● **Exercise requirements**: Copy each line of the records that contains the word "total".

● **Material provided**:
-------
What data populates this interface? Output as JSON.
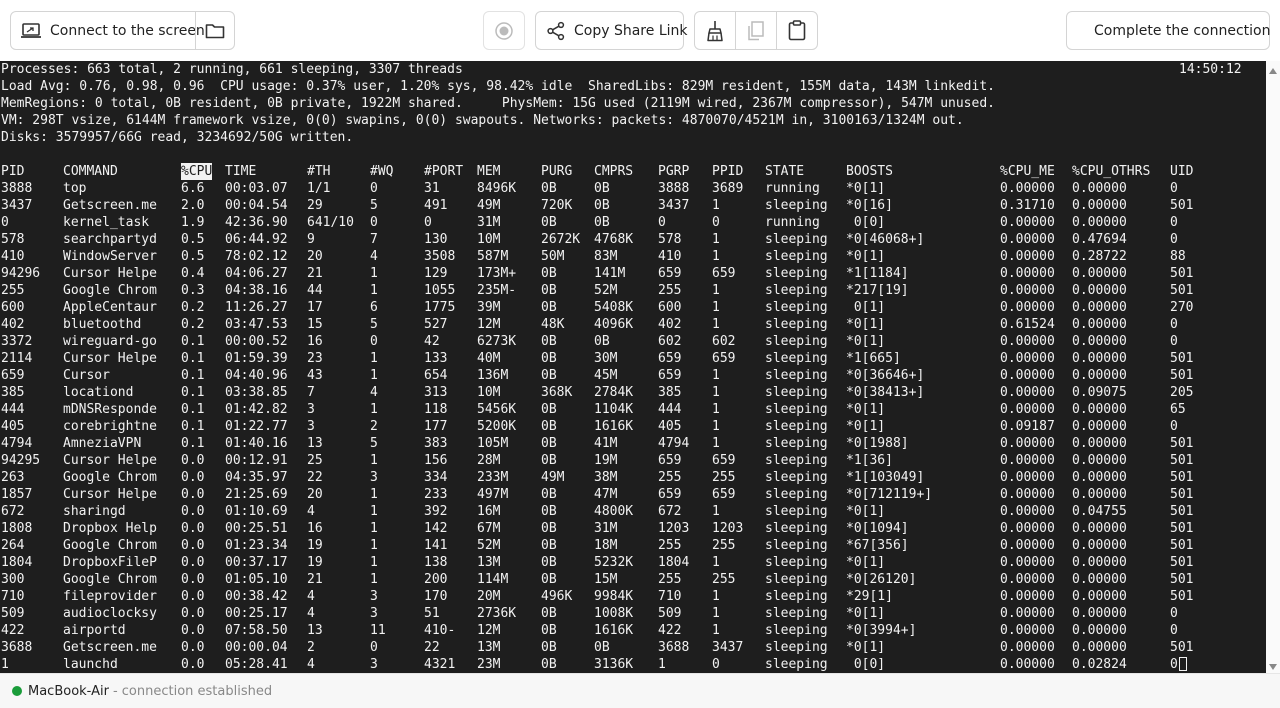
{
  "toolbar": {
    "connect_label": "Connect to the screen",
    "share_label": "Copy Share Link",
    "complete_label": "Complete the connection",
    "icons": {
      "connect": "laptop-icon",
      "folder": "folder-icon",
      "record": "record-icon",
      "share": "share-icon",
      "broom": "broom-icon",
      "copy": "copy-icon",
      "clipboard": "clipboard-icon",
      "stop": "stop-icon"
    }
  },
  "terminal": {
    "summary": [
      "Processes: 663 total, 2 running, 661 sleeping, 3307 threads",
      "Load Avg: 0.76, 0.98, 0.96  CPU usage: 0.37% user, 1.20% sys, 98.42% idle  SharedLibs: 829M resident, 155M data, 143M linkedit.",
      "MemRegions: 0 total, 0B resident, 0B private, 1922M shared.     PhysMem: 15G used (2119M wired, 2367M compressor), 547M unused.",
      "VM: 298T vsize, 6144M framework vsize, 0(0) swapins, 0(0) swapouts. Networks: packets: 4870070/4521M in, 3100163/1324M out.",
      "Disks: 3579957/66G read, 3234692/50G written."
    ],
    "clock": "14:50:12",
    "columns": [
      "PID",
      "COMMAND",
      "%CPU",
      "TIME",
      "#TH",
      "#WQ",
      "#PORT",
      "MEM",
      "PURG",
      "CMPRS",
      "PGRP",
      "PPID",
      "STATE",
      "BOOSTS",
      "%CPU_ME",
      "%CPU_OTHRS",
      "UID"
    ],
    "sort_column": "%CPU",
    "rows": [
      [
        "3888",
        "top",
        "6.6",
        "00:03.07",
        "1/1",
        "0",
        "31",
        "8496K",
        "0B",
        "0B",
        "3888",
        "3689",
        "running",
        "*0[1]",
        "0.00000",
        "0.00000",
        "0"
      ],
      [
        "3437",
        "Getscreen.me",
        "2.0",
        "00:04.54",
        "29",
        "5",
        "491",
        "49M",
        "720K",
        "0B",
        "3437",
        "1",
        "sleeping",
        "*0[16]",
        "0.31710",
        "0.00000",
        "501"
      ],
      [
        "0",
        "kernel_task",
        "1.9",
        "42:36.90",
        "641/10",
        "0",
        "0",
        "31M",
        "0B",
        "0B",
        "0",
        "0",
        "running",
        " 0[0]",
        "0.00000",
        "0.00000",
        "0"
      ],
      [
        "578",
        "searchpartyd",
        "0.5",
        "06:44.92",
        "9",
        "7",
        "130",
        "10M",
        "2672K",
        "4768K",
        "578",
        "1",
        "sleeping",
        "*0[46068+]",
        "0.00000",
        "0.47694",
        "0"
      ],
      [
        "410",
        "WindowServer",
        "0.5",
        "78:02.12",
        "20",
        "4",
        "3508",
        "587M",
        "50M",
        "83M",
        "410",
        "1",
        "sleeping",
        "*0[1]",
        "0.00000",
        "0.28722",
        "88"
      ],
      [
        "94296",
        "Cursor Helpe",
        "0.4",
        "04:06.27",
        "21",
        "1",
        "129",
        "173M+",
        "0B",
        "141M",
        "659",
        "659",
        "sleeping",
        "*1[1184]",
        "0.00000",
        "0.00000",
        "501"
      ],
      [
        "255",
        "Google Chrom",
        "0.3",
        "04:38.16",
        "44",
        "1",
        "1055",
        "235M-",
        "0B",
        "52M",
        "255",
        "1",
        "sleeping",
        "*217[19]",
        "0.00000",
        "0.00000",
        "501"
      ],
      [
        "600",
        "AppleCentaur",
        "0.2",
        "11:26.27",
        "17",
        "6",
        "1775",
        "39M",
        "0B",
        "5408K",
        "600",
        "1",
        "sleeping",
        " 0[1]",
        "0.00000",
        "0.00000",
        "270"
      ],
      [
        "402",
        "bluetoothd",
        "0.2",
        "03:47.53",
        "15",
        "5",
        "527",
        "12M",
        "48K",
        "4096K",
        "402",
        "1",
        "sleeping",
        "*0[1]",
        "0.61524",
        "0.00000",
        "0"
      ],
      [
        "3372",
        "wireguard-go",
        "0.1",
        "00:00.52",
        "16",
        "0",
        "42",
        "6273K",
        "0B",
        "0B",
        "602",
        "602",
        "sleeping",
        "*0[1]",
        "0.00000",
        "0.00000",
        "0"
      ],
      [
        "2114",
        "Cursor Helpe",
        "0.1",
        "01:59.39",
        "23",
        "1",
        "133",
        "40M",
        "0B",
        "30M",
        "659",
        "659",
        "sleeping",
        "*1[665]",
        "0.00000",
        "0.00000",
        "501"
      ],
      [
        "659",
        "Cursor",
        "0.1",
        "04:40.96",
        "43",
        "1",
        "654",
        "136M",
        "0B",
        "45M",
        "659",
        "1",
        "sleeping",
        "*0[36646+]",
        "0.00000",
        "0.00000",
        "501"
      ],
      [
        "385",
        "locationd",
        "0.1",
        "03:38.85",
        "7",
        "4",
        "313",
        "10M",
        "368K",
        "2784K",
        "385",
        "1",
        "sleeping",
        "*0[38413+]",
        "0.00000",
        "0.09075",
        "205"
      ],
      [
        "444",
        "mDNSResponde",
        "0.1",
        "01:42.82",
        "3",
        "1",
        "118",
        "5456K",
        "0B",
        "1104K",
        "444",
        "1",
        "sleeping",
        "*0[1]",
        "0.00000",
        "0.00000",
        "65"
      ],
      [
        "405",
        "corebrightne",
        "0.1",
        "01:22.77",
        "3",
        "2",
        "177",
        "5200K",
        "0B",
        "1616K",
        "405",
        "1",
        "sleeping",
        "*0[1]",
        "0.09187",
        "0.00000",
        "0"
      ],
      [
        "4794",
        "AmneziaVPN",
        "0.1",
        "01:40.16",
        "13",
        "5",
        "383",
        "105M",
        "0B",
        "41M",
        "4794",
        "1",
        "sleeping",
        "*0[1988]",
        "0.00000",
        "0.00000",
        "501"
      ],
      [
        "94295",
        "Cursor Helpe",
        "0.0",
        "00:12.91",
        "25",
        "1",
        "156",
        "28M",
        "0B",
        "19M",
        "659",
        "659",
        "sleeping",
        "*1[36]",
        "0.00000",
        "0.00000",
        "501"
      ],
      [
        "263",
        "Google Chrom",
        "0.0",
        "04:35.97",
        "22",
        "3",
        "334",
        "233M",
        "49M",
        "38M",
        "255",
        "255",
        "sleeping",
        "*1[103049]",
        "0.00000",
        "0.00000",
        "501"
      ],
      [
        "1857",
        "Cursor Helpe",
        "0.0",
        "21:25.69",
        "20",
        "1",
        "233",
        "497M",
        "0B",
        "47M",
        "659",
        "659",
        "sleeping",
        "*0[712119+]",
        "0.00000",
        "0.00000",
        "501"
      ],
      [
        "672",
        "sharingd",
        "0.0",
        "01:10.69",
        "4",
        "1",
        "392",
        "16M",
        "0B",
        "4800K",
        "672",
        "1",
        "sleeping",
        "*0[1]",
        "0.00000",
        "0.04755",
        "501"
      ],
      [
        "1808",
        "Dropbox Help",
        "0.0",
        "00:25.51",
        "16",
        "1",
        "142",
        "67M",
        "0B",
        "31M",
        "1203",
        "1203",
        "sleeping",
        "*0[1094]",
        "0.00000",
        "0.00000",
        "501"
      ],
      [
        "264",
        "Google Chrom",
        "0.0",
        "01:23.34",
        "19",
        "1",
        "141",
        "52M",
        "0B",
        "18M",
        "255",
        "255",
        "sleeping",
        "*67[356]",
        "0.00000",
        "0.00000",
        "501"
      ],
      [
        "1804",
        "DropboxFileP",
        "0.0",
        "00:37.17",
        "19",
        "1",
        "138",
        "13M",
        "0B",
        "5232K",
        "1804",
        "1",
        "sleeping",
        "*0[1]",
        "0.00000",
        "0.00000",
        "501"
      ],
      [
        "300",
        "Google Chrom",
        "0.0",
        "01:05.10",
        "21",
        "1",
        "200",
        "114M",
        "0B",
        "15M",
        "255",
        "255",
        "sleeping",
        "*0[26120]",
        "0.00000",
        "0.00000",
        "501"
      ],
      [
        "710",
        "fileprovider",
        "0.0",
        "00:38.42",
        "4",
        "3",
        "170",
        "20M",
        "496K",
        "9984K",
        "710",
        "1",
        "sleeping",
        "*29[1]",
        "0.00000",
        "0.00000",
        "501"
      ],
      [
        "509",
        "audioclocksy",
        "0.0",
        "00:25.17",
        "4",
        "3",
        "51",
        "2736K",
        "0B",
        "1008K",
        "509",
        "1",
        "sleeping",
        "*0[1]",
        "0.00000",
        "0.00000",
        "0"
      ],
      [
        "422",
        "airportd",
        "0.0",
        "07:58.50",
        "13",
        "11",
        "410-",
        "12M",
        "0B",
        "1616K",
        "422",
        "1",
        "sleeping",
        "*0[3994+]",
        "0.00000",
        "0.00000",
        "0"
      ],
      [
        "3688",
        "Getscreen.me",
        "0.0",
        "00:00.04",
        "2",
        "0",
        "22",
        "13M",
        "0B",
        "0B",
        "3688",
        "3437",
        "sleeping",
        "*0[1]",
        "0.00000",
        "0.00000",
        "501"
      ],
      [
        "1",
        "launchd",
        "0.0",
        "05:28.41",
        "4",
        "3",
        "4321",
        "23M",
        "0B",
        "3136K",
        "1",
        "0",
        "sleeping",
        " 0[0]",
        "0.00000",
        "0.02824",
        "0"
      ]
    ]
  },
  "status": {
    "device": "MacBook-Air",
    "state": "- connection established",
    "indicator_color": "#1a9c3a"
  },
  "colors": {
    "terminal_bg": "#1e1e1e",
    "terminal_fg": "#f2f2f2"
  }
}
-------
● **Task output**:
      "Processes: 663 total, 2 running, 661 sleeping, 3307 threads",
      "MemRegions: 0 total, 0B resident, 0B private, 1922M shared.     PhysMem: 15G used (2119M wired, 2367M compressor), 547M unused.",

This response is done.